I’ve been noticing a lot of organic wines lately in the supermarket. Is this going to be a continuing trend?
— Peter Toot, via e-mail
The recent upsurge of interest in organic foods has indeed not escaped the wine business and, yes, organic wines are more popular and more readily available than ever.
According to the Organic Trade Association, an industry group representing organic food producers and distributors, U.S. sales of wines made with organic grapes reached $80 million in 2005, a 28 percent increase over the previous year. Such sales represent little more than 1 percent of the total U.S. domestic wine market, but the association expects organic wine sales to grow about 17 percent a year through 2008, mirroring growth across all sectors of organic agriculture.
There are two types of organic labeling on wines. The vast majority of wines made with organically grown grapes do not qualify for the U.S. Department of Agriculture’s (USDA’s) white-and-green “certified organic” label. This is because, like many conventional wines, they include sulfite preservatives to prevent oxidation and bacterial spoilage.
While trace amounts of sulfites occur naturally in wines during the fermentation process, most producers add more later in the winemaking process to prolong shelf life. An estimated 1 percent of consumers, primarily those with asthma, report sensitivity to wines with larger amounts of sulfites.

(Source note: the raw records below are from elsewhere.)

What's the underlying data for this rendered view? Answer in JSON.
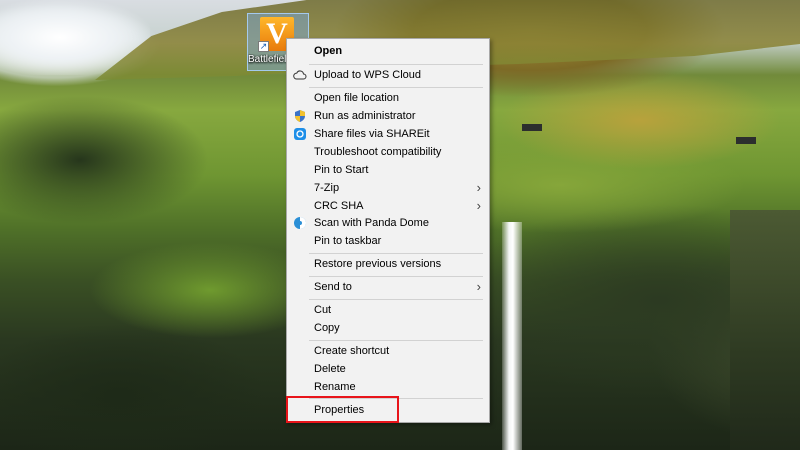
{
  "desktop": {
    "shortcut": {
      "label": "Battlefield",
      "logo_letter": "V"
    }
  },
  "context_menu": {
    "items": [
      {
        "label": "Open",
        "bold": true
      },
      {
        "label": "Upload to WPS Cloud",
        "icon": "cloud-icon"
      },
      {
        "label": "Open file location"
      },
      {
        "label": "Run as administrator",
        "icon": "uac-shield-icon"
      },
      {
        "label": "Share files via SHAREit",
        "icon": "shareit-icon"
      },
      {
        "label": "Troubleshoot compatibility"
      },
      {
        "label": "Pin to Start"
      },
      {
        "label": "7-Zip",
        "submenu": true
      },
      {
        "label": "CRC SHA",
        "submenu": true
      },
      {
        "label": "Scan with Panda Dome",
        "icon": "panda-dome-icon"
      },
      {
        "label": "Pin to taskbar"
      },
      {
        "label": "Restore previous versions"
      },
      {
        "label": "Send to",
        "submenu": true
      },
      {
        "label": "Cut"
      },
      {
        "label": "Copy"
      },
      {
        "label": "Create shortcut"
      },
      {
        "label": "Delete"
      },
      {
        "label": "Rename"
      },
      {
        "label": "Properties"
      }
    ]
  },
  "highlight_color": "#e8141a"
}
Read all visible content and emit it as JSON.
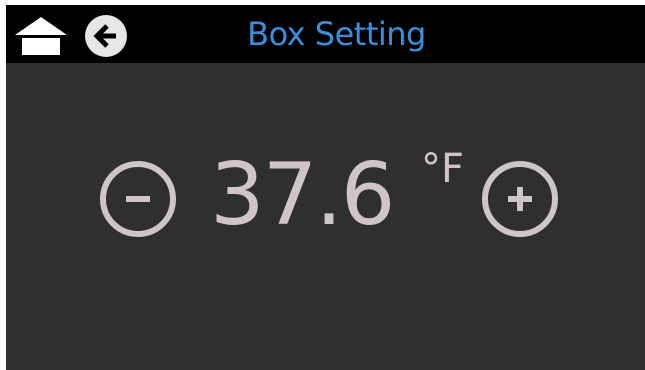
{
  "header": {
    "title": "Box Setting"
  },
  "setpoint": {
    "value": "37.6",
    "unit": "°F"
  },
  "icons": {
    "home": "home-icon",
    "back": "arrow-left-circle-icon",
    "decrease": "minus-circle-icon",
    "increase": "plus-circle-icon"
  },
  "colors": {
    "title": "#3a8fd8",
    "value": "#cfc4c8",
    "background": "#2f2f2f",
    "header_background": "#000000"
  }
}
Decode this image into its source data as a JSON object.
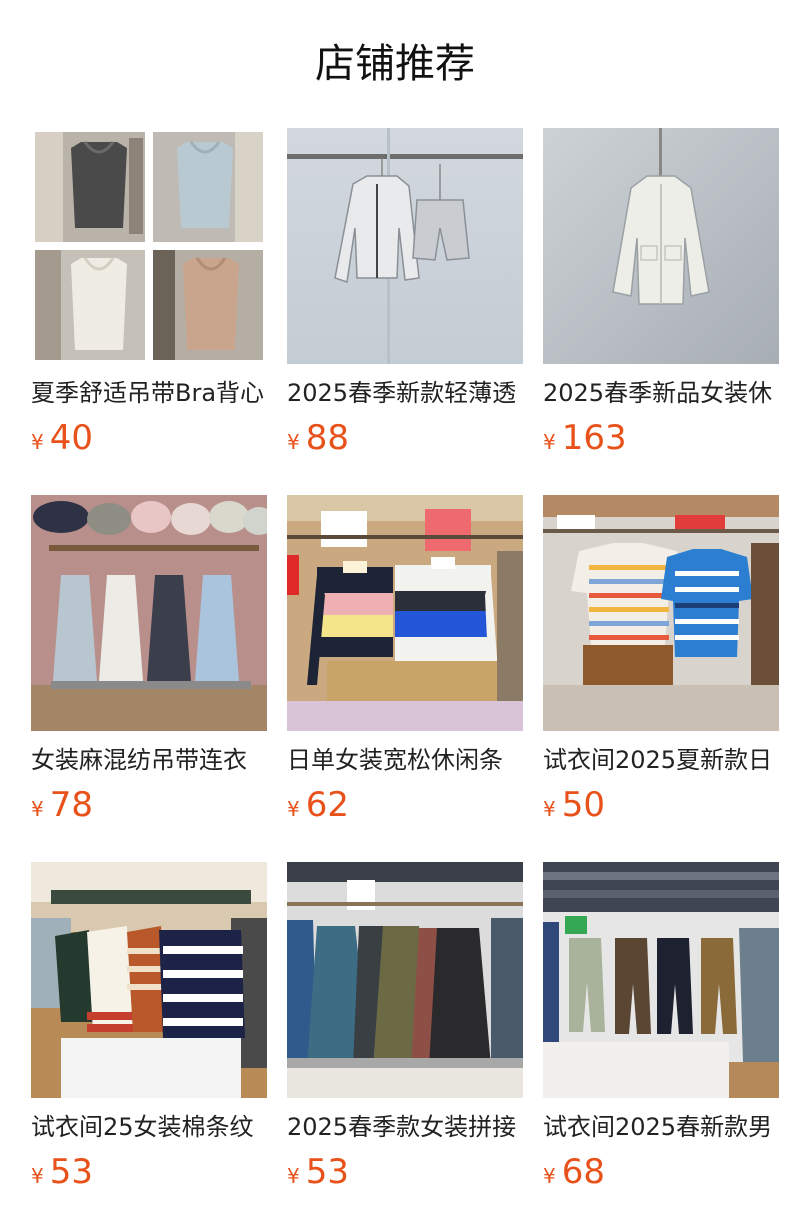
{
  "section_title": "店铺推荐",
  "currency_symbol": "¥",
  "products": [
    {
      "name": "夏季舒适吊带Bra背心",
      "price": "40",
      "thumb_icon": "tank-tops-photo"
    },
    {
      "name": "2025春季新款轻薄透",
      "price": "88",
      "thumb_icon": "jacket-shorts-photo"
    },
    {
      "name": "2025春季新品女装休",
      "price": "163",
      "thumb_icon": "white-jacket-photo"
    },
    {
      "name": "女装麻混纺吊带连衣",
      "price": "78",
      "thumb_icon": "strap-dresses-photo"
    },
    {
      "name": "日单女装宽松休闲条",
      "price": "62",
      "thumb_icon": "striped-polo-photo"
    },
    {
      "name": "试衣间2025夏新款日",
      "price": "50",
      "thumb_icon": "striped-tees-photo"
    },
    {
      "name": "试衣间25女装棉条纹",
      "price": "53",
      "thumb_icon": "striped-knits-photo"
    },
    {
      "name": "2025春季款女装拼接",
      "price": "53",
      "thumb_icon": "long-dresses-photo"
    },
    {
      "name": "试衣间2025春新款男",
      "price": "68",
      "thumb_icon": "cargo-pants-photo"
    }
  ]
}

Symptoms can include a quickened pulse, lung irritation, skin redness and rashes. The U.S. Food and Drug Administration (FDA) banned the use of sulfites on fruits and vegetables in 1986 after 13 consumer deaths were linked to them.
Current USDA rules allow wines containing fewer than 10 parts per million (ppm) of sulfites and made from organic grapes to carry the “certified organic” label. But organic wines may only advertise that they are “made from organic grapes” if they contain more than 10 ppm and up to 100 ppm of sulfites. Some organic grape growers consider it unfair that the addition of sulfites — which occur naturally and are not synthetic chemicals — should disqualify their wines from “certified organic” standing.
Moving beyond organic, a handful of vineyards have adopted so-called “biodynamic” (BD) grape growing methods, adding to organic methods the practice of cultivating, pruning and harvesting on a strict calendar in sync with lunar cycles. Many view such practices skeptically; nonetheless, proponents claim that BD wines taste better and remain drinkable longer. The Web site Wine Anorak (“anorak” is British slang for “geek” or “nerd”) lists biodynamic wine labels from around the world.
Some leading organic (and low-sulfite) wines include varieties from Ceago, Frey, LaRocca, Bonterra and Organic Wine Works. Meanwhile, the California-based Organic Wine Company sources and distributes organic wines from around the world. Additionally, California Certified Organic Farmers (CCOF), a trade group representing that state’s organic agriculture industry, provides a free online directory of California organic products and services, including the state’s many purveyors of organic and biodynamic wines.